**Directions:** Scan the lines below and report each one containing "Compatible" by copying it.

(Entries from a dataset of interfaces)
-- -- --
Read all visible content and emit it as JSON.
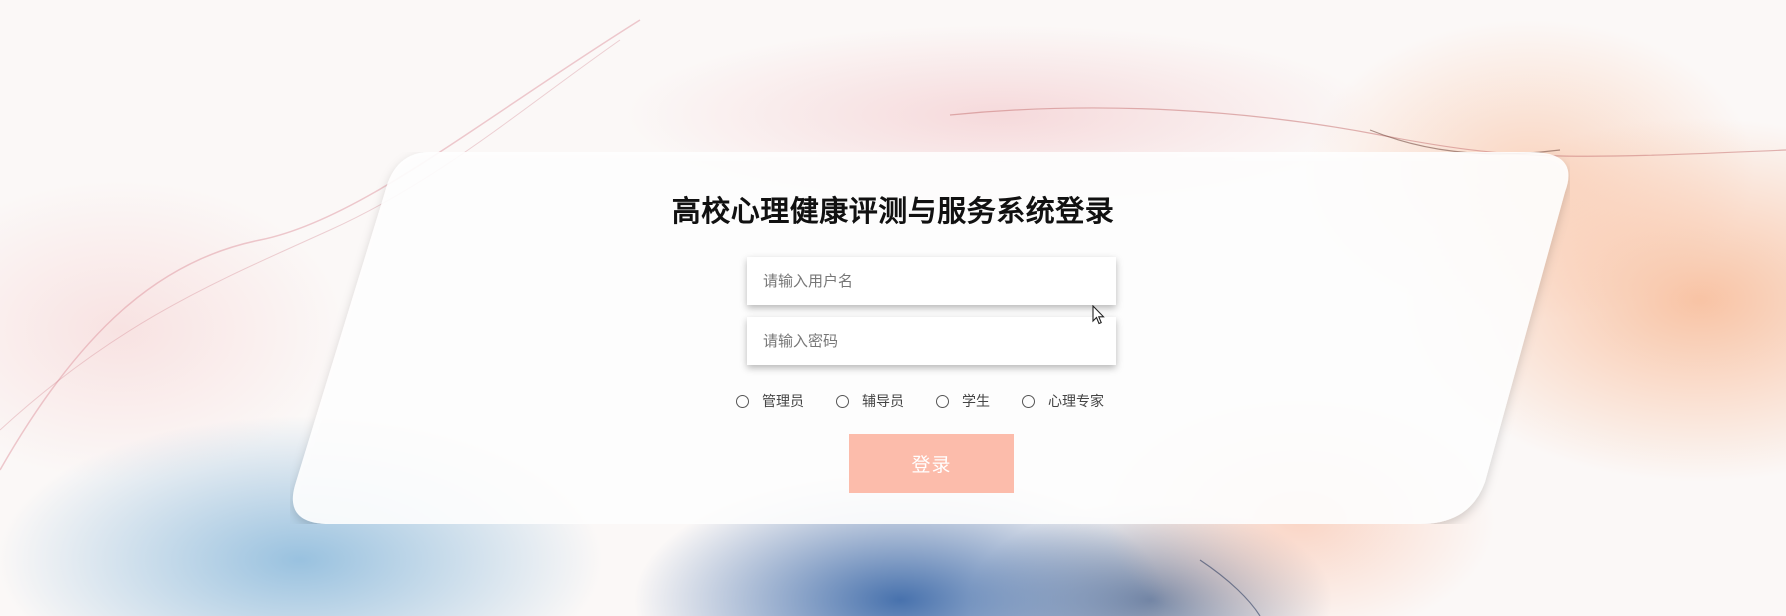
{
  "login": {
    "title": "高校心理健康评测与服务系统登录",
    "username_placeholder": "请输入用户名",
    "password_placeholder": "请输入密码",
    "username_value": "",
    "password_value": "",
    "roles": [
      "管理员",
      "辅导员",
      "学生",
      "心理专家"
    ],
    "submit_label": "登录"
  },
  "colors": {
    "button": "#fcbcab",
    "title": "#111111",
    "card": "#ffffff"
  },
  "icons": [
    "radio-unchecked-icon",
    "mouse-cursor-icon"
  ]
}
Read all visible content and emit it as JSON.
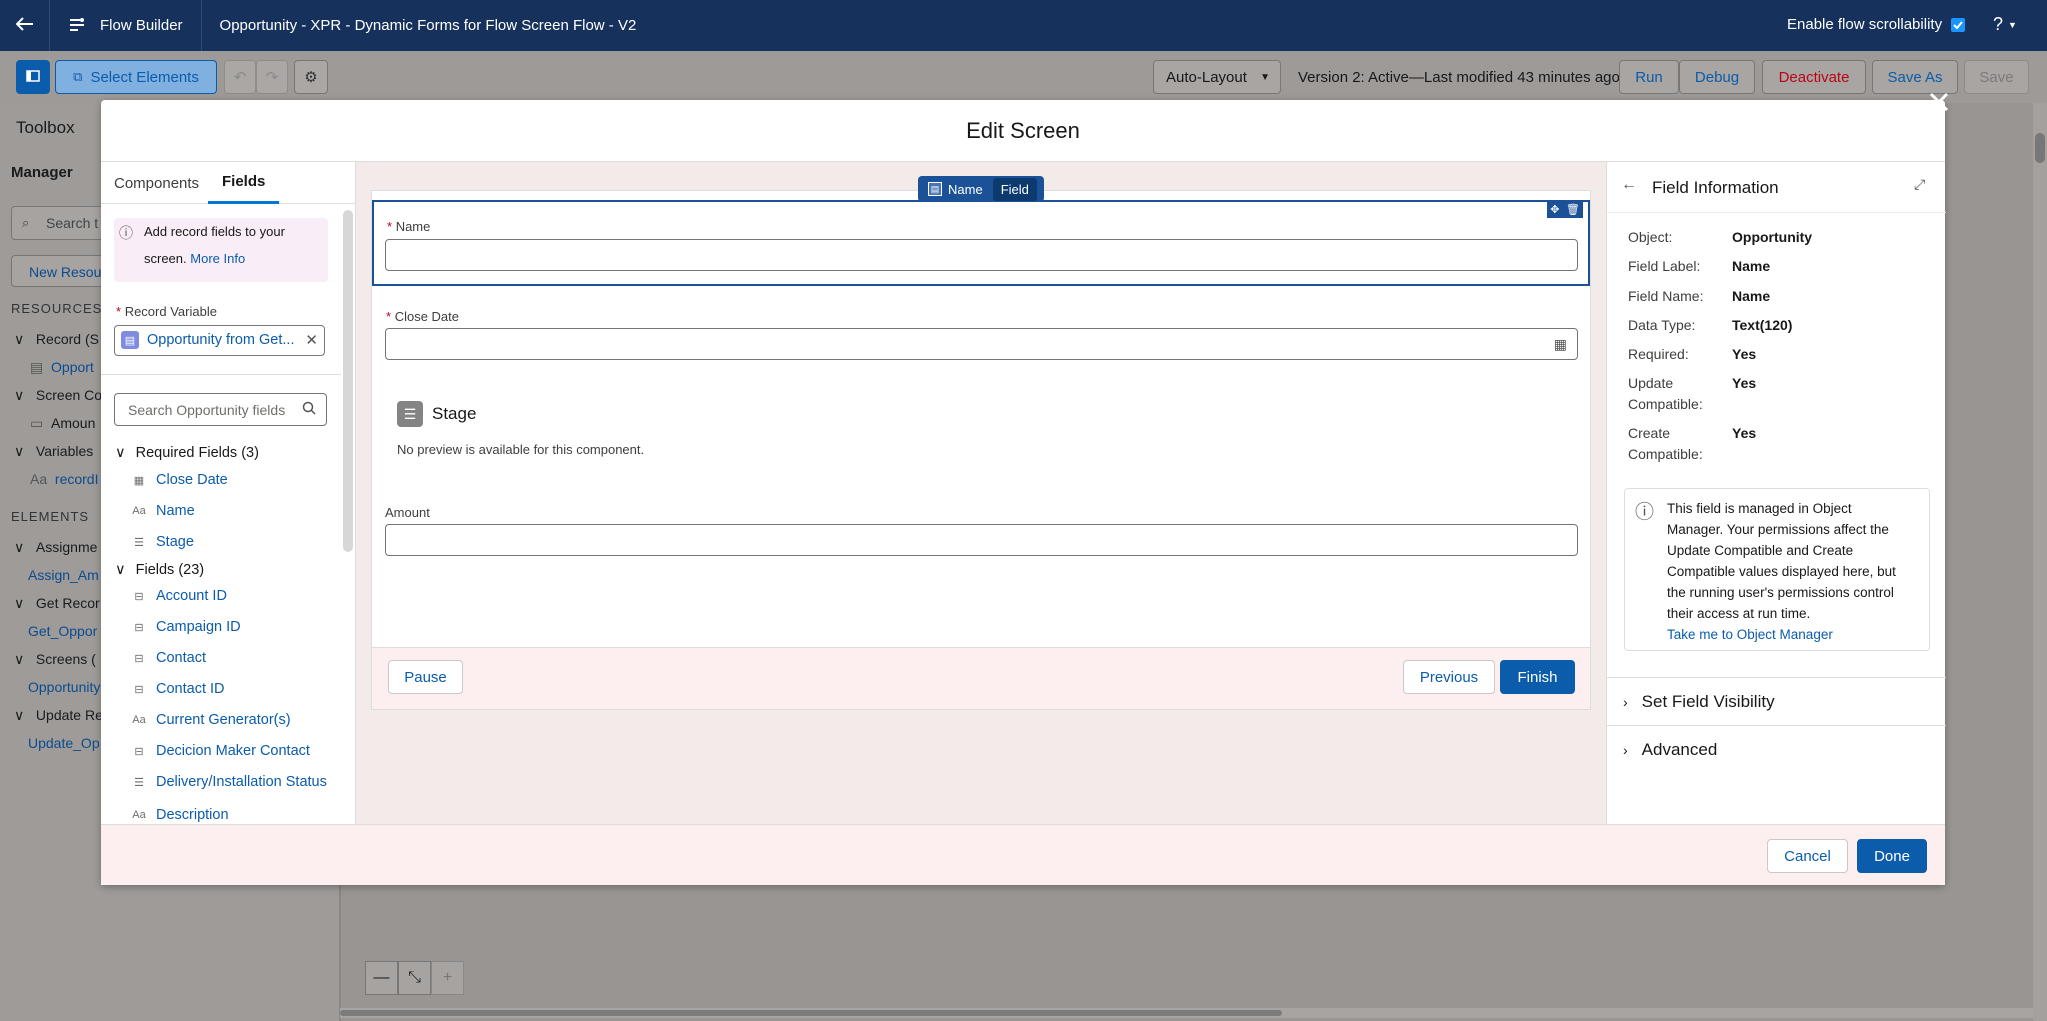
{
  "topbar": {
    "back_label": "←",
    "app_name": "Flow Builder",
    "flow_title": "Opportunity - XPR - Dynamic Forms for Flow Screen Flow - V2",
    "scroll_label": "Enable flow scrollability",
    "help_label": "?"
  },
  "toolbar": {
    "select_elements": "Select Elements",
    "layout": "Auto-Layout",
    "version_status": "Version 2: Active—Last modified 43 minutes ago",
    "run": "Run",
    "debug": "Debug",
    "deactivate": "Deactivate",
    "save_as": "Save As",
    "save": "Save"
  },
  "left_panel": {
    "toolbox": "Toolbox",
    "manager_tab": "Manager",
    "search_placeholder": "Search t",
    "new_resource": "New Resou",
    "resources_header": "RESOURCES",
    "items": [
      "Record (S",
      "Opport",
      "Screen Co",
      "Amoun",
      "Variables",
      "recordI"
    ],
    "elements_header": "ELEMENTS",
    "elements": [
      "Assignme",
      "Assign_Am",
      "Get Recor",
      "Get_Oppor",
      "Screens (",
      "Opportunity",
      "Update Re",
      "Update_Op"
    ]
  },
  "modal": {
    "title": "Edit Screen",
    "cancel": "Cancel",
    "done": "Done",
    "close_icon": "close-icon"
  },
  "palette": {
    "tab_components": "Components",
    "tab_fields": "Fields",
    "info_text_1": "Add record fields to your",
    "info_text_2": "screen.",
    "info_link": "More Info",
    "record_variable_label": "Record Variable",
    "record_variable_value": "Opportunity from Get...",
    "search_placeholder": "Search Opportunity fields",
    "required_group": "Required Fields (3)",
    "required_fields": [
      "Close Date",
      "Name",
      "Stage"
    ],
    "fields_group": "Fields (23)",
    "fields": [
      "Account ID",
      "Campaign ID",
      "Contact",
      "Contact ID",
      "Current Generator(s)",
      "Decicion Maker Contact",
      "Delivery/Installation Status",
      "Description"
    ]
  },
  "canvas": {
    "selection_badge_name": "Name",
    "selection_badge_type": "Field",
    "name_label": "Name",
    "close_date_label": "Close Date",
    "stage_title": "Stage",
    "stage_preview": "No preview is available for this component.",
    "amount_label": "Amount",
    "pause": "Pause",
    "previous": "Previous",
    "finish": "Finish"
  },
  "properties": {
    "title": "Field Information",
    "rows": [
      {
        "label": "Object:",
        "value": "Opportunity"
      },
      {
        "label": "Field Label:",
        "value": "Name"
      },
      {
        "label": "Field Name:",
        "value": "Name"
      },
      {
        "label": "Data Type:",
        "value": "Text(120)"
      },
      {
        "label": "Required:",
        "value": "Yes"
      },
      {
        "label": "Update",
        "label2": "Compatible:",
        "value": "Yes"
      },
      {
        "label": "Create",
        "label2": "Compatible:",
        "value": "Yes"
      }
    ],
    "notice_lines": [
      "This field is managed in Object",
      "Manager. Your permissions affect the",
      "Update Compatible and Create",
      "Compatible values displayed here, but",
      "the running user's permissions control",
      "their access at run time."
    ],
    "notice_link": "Take me to Object Manager",
    "section_visibility": "Set Field Visibility",
    "section_advanced": "Advanced"
  },
  "colors": {
    "brand": "#0b5cab",
    "header": "#16325c",
    "danger": "#ba0517"
  }
}
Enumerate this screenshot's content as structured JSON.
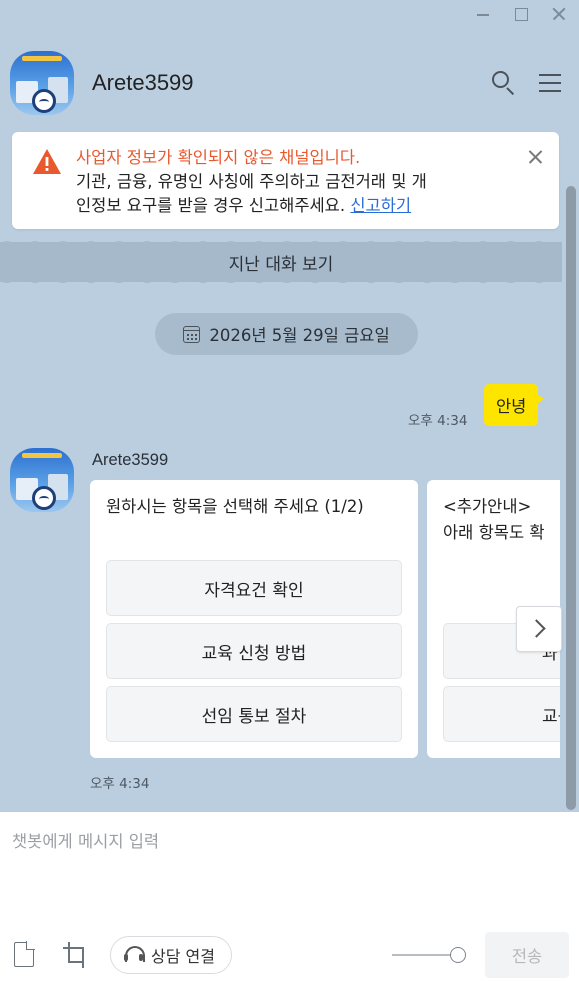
{
  "window": {
    "controls": [
      "minimize-icon",
      "maximize-icon",
      "close-icon"
    ]
  },
  "header": {
    "title": "Arete3599",
    "icons": [
      "search-icon",
      "menu-icon"
    ]
  },
  "notice": {
    "line1": "사업자 정보가 확인되지 않은 채널입니다.",
    "line2": "기관, 금융, 유명인 사칭에 주의하고 금전거래 및 개",
    "line3": "인정보 요구를 받을 경우 신고해주세요.",
    "report_link": "신고하기",
    "color_warning": "#e8592e"
  },
  "history": {
    "label": "지난 대화 보기"
  },
  "date_divider": {
    "label": "2026년 5월 29일 금요일"
  },
  "my_message": {
    "time": "오후 4:34",
    "text": "안녕",
    "bubble_color": "#fee500"
  },
  "bot_message": {
    "sender": "Arete3599",
    "time": "오후 4:34",
    "cards": [
      {
        "description": "원하시는 항목을 선택해 주세요 (1/2)",
        "options": [
          "자격요건 확인",
          "교육 신청 방법",
          "선임 통보 절차"
        ]
      },
      {
        "title": "<추가안내>",
        "description": "아래 항목도 확",
        "options": [
          "",
          "과",
          "교육"
        ]
      }
    ]
  },
  "composer": {
    "placeholder": "챗봇에게 메시지 입력",
    "value": "",
    "consult_label": "상담 연결",
    "send_label": "전송",
    "toolbar_icons": [
      "file-icon",
      "crop-icon",
      "headset-icon"
    ]
  }
}
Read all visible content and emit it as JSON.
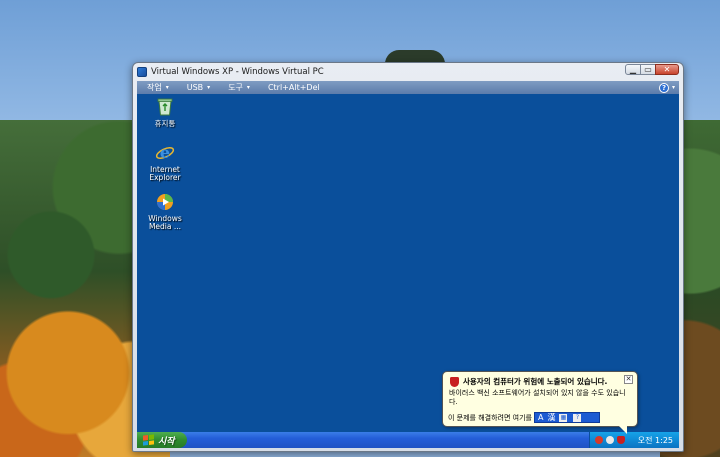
{
  "window": {
    "title": "Virtual Windows XP - Windows Virtual PC",
    "controls": {
      "minimize": "▁",
      "maximize": "▭",
      "close": "✕"
    }
  },
  "menubar": {
    "items": [
      {
        "label": "작업",
        "caret": "▾"
      },
      {
        "label": "USB",
        "caret": "▾"
      },
      {
        "label": "도구",
        "caret": "▾"
      },
      {
        "label": "Ctrl+Alt+Del"
      }
    ],
    "help_label": "?",
    "help_caret": "▾"
  },
  "desktop": {
    "icons": [
      {
        "label": "휴지통",
        "icon": "recycle-bin-icon"
      },
      {
        "label": "Internet\nExplorer",
        "icon": "internet-explorer-icon"
      },
      {
        "label": "Windows\nMedia ...",
        "icon": "media-player-icon"
      }
    ],
    "background_color": "#0a4f9b"
  },
  "taskbar": {
    "start_label": "시작",
    "clock": "오전 1:25"
  },
  "balloon": {
    "title": "사용자의 컴퓨터가 위험에 노출되어 있습니다.",
    "body": "바이러스 백신 소프트웨어가 설치되어 있지 않을 수도 있습니다.",
    "footer": "이 문제를 해결하려면 여기를",
    "close": "✕",
    "ime": {
      "mode": "A",
      "hanja": "漢",
      "help": "?"
    }
  },
  "colors": {
    "xp_blue": "#0a4f9b",
    "start_green": "#2f8d2f",
    "tray_blue": "#0f8ad6",
    "balloon_bg": "#ffffe1",
    "menubar": "#6a88b5"
  }
}
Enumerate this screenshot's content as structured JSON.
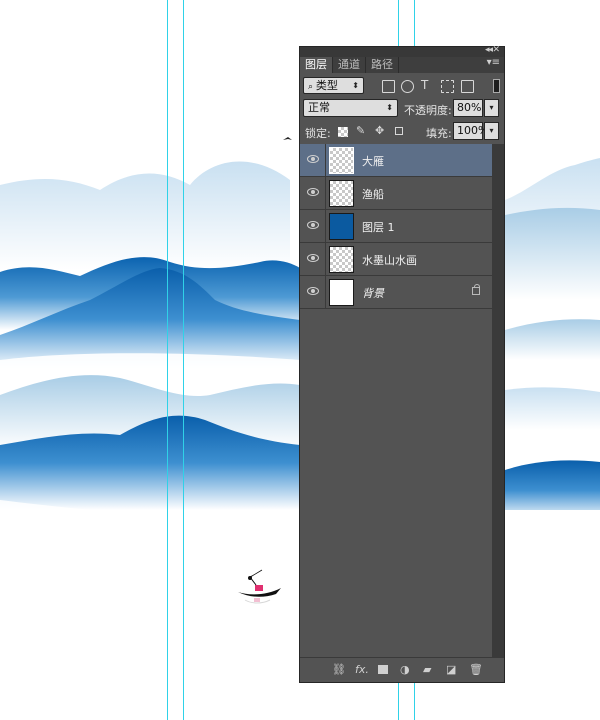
{
  "panel": {
    "tabs": [
      {
        "label": "图层"
      },
      {
        "label": "通道"
      },
      {
        "label": "路径"
      }
    ],
    "collapse_icon": "double-chevron-icon",
    "filter": {
      "label": "类型"
    },
    "blend_mode": "正常",
    "opacity_label": "不透明度:",
    "opacity_value": "80%",
    "lock_label": "锁定:",
    "fill_label": "填充:",
    "fill_value": "100%",
    "layers": [
      {
        "name": "大雁",
        "thumbnail": "transparent",
        "selected": true
      },
      {
        "name": "渔船",
        "thumbnail": "transparent",
        "selected": false
      },
      {
        "name": "图层 1",
        "thumbnail": "blue",
        "selected": false
      },
      {
        "name": "水墨山水画",
        "thumbnail": "transparent-mountain",
        "selected": false
      },
      {
        "name": "背景",
        "thumbnail": "white",
        "selected": false,
        "locked": true
      }
    ],
    "bottom_icons": [
      "link-icon",
      "fx-icon",
      "mask-icon",
      "adjustment-icon",
      "folder-icon",
      "new-layer-icon",
      "trash-icon"
    ],
    "fx_label": "fx."
  },
  "colors": {
    "panel_bg": "#535353",
    "selected_layer": "#5d6f88",
    "guide": "#2fd2e8",
    "mountain_blue": "#0a6fb8",
    "layer1_fill": "#0b5aa0"
  }
}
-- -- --
**Your response:**
        "label2": "Compatible:",
        "label2": "Compatible:",
      "Update Compatible and Create",
      "Compatible values displayed here, but",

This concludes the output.